The South China Sea

Credit for the piece goes to Derek Watkins.

White Racism in America

Racism is a long-standing problem for humanity. But in the wake of the Donald Sterling scandal in the NBA, the New York Times put together a graphic looking at white attitudes towards blacks in the United States. The data reveals that while racist views are down from highs decades past, there is still a substantial amount.

Racism in America

Racism in America

From a design standpoint, I would have probably added some sort of axis label. Additionally, I would have removed that topmost segment and used the space for the labelling.

Credit for the piece goes to Amanda Cox.

Baseball Nation

Baseball is back. And thankfully the New York Times has mapped out most of Major League Baseball’s fans. The glaring exception is, of course the omission of Canada/Ontario, home to the Toronto Blue Jays. The piece maps the data of Facebook likes down to the zip code and then offers details on a few border regions in particular.

Baseball nation, except Canada

Baseball nation, except Canada

And apparently back home, I am not the only person cheering for Boston.

I go for Boston, but most everyone else here is a Phillies phan

I go for Boston, but most everyone else here is a Phillies phan

Credit for the piece goes to Kevin Quealy, Josh Katz, David Leonhardt, and Tom Giratikanon.

Tax Day and Income Inequality

Tax Day for Americans seems like a great time to talk about income inequality. The article from which this chart comes talks about a recent book exploring the parallels of the 19th century’s inequality—as the article reminds us, the time of “Please, sir, may I have another?”—and the forecast for the 21st. Anyway, the graphic is a nice use of small multiples and highlights that despite the damage done to capital wealth by Great Depressions and two world wars, it is well on its way back to unequal levels.
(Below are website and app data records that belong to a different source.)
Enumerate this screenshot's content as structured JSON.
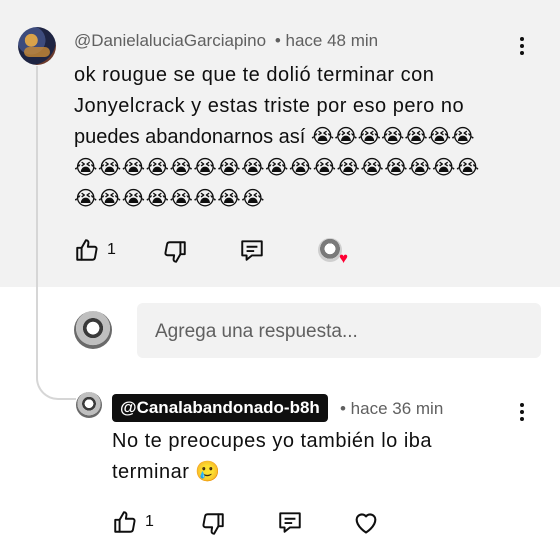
{
  "comment": {
    "author": "@DanielaluciaGarciapino",
    "time": "• hace 48 min",
    "text_line1": "ok rougue se que te dolió terminar con",
    "text_line2": "Jonyelcrack y estas triste por eso pero no",
    "text_line3": "puedes abandonarnos así",
    "emoji_row1": "😭😭😭😭😭😭😭",
    "emoji_row2": "😭😭😭😭😭😭😭😭😭😭😭😭😭😭😭😭😭",
    "emoji_row3": "😭😭😭😭😭😭😭😭",
    "like_count": "1"
  },
  "reply_input": {
    "placeholder": "Agrega una respuesta..."
  },
  "reply": {
    "author": "@Canalabandonado-b8h",
    "time": "• hace 36 min",
    "text_line1": "No te preocupes yo también lo iba",
    "text_line2": "terminar 🥲",
    "like_count": "1"
  },
  "colors": {
    "comment_bg": "#f2f2f2",
    "heart": "#ff0033",
    "creator_badge_bg": "#0f0f0f"
  },
  "icons": [
    "thumbs-up-icon",
    "thumbs-down-icon",
    "reply-icon",
    "heart-icon",
    "more-vert-icon",
    "creator-heart-icon"
  ]
}
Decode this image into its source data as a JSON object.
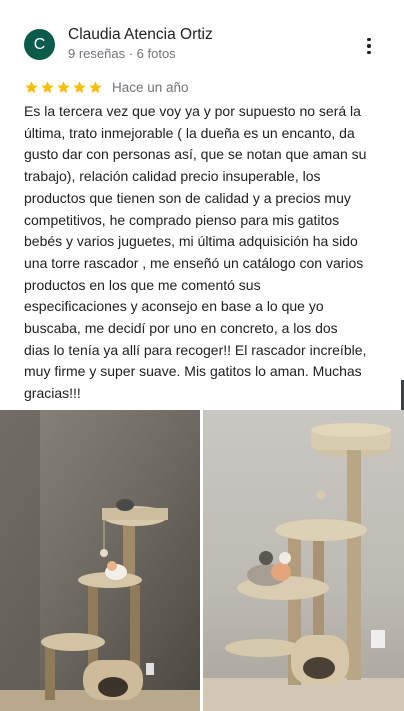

Income inequality

Income inequality

Credit for the piece goes to the New York Times graphics department.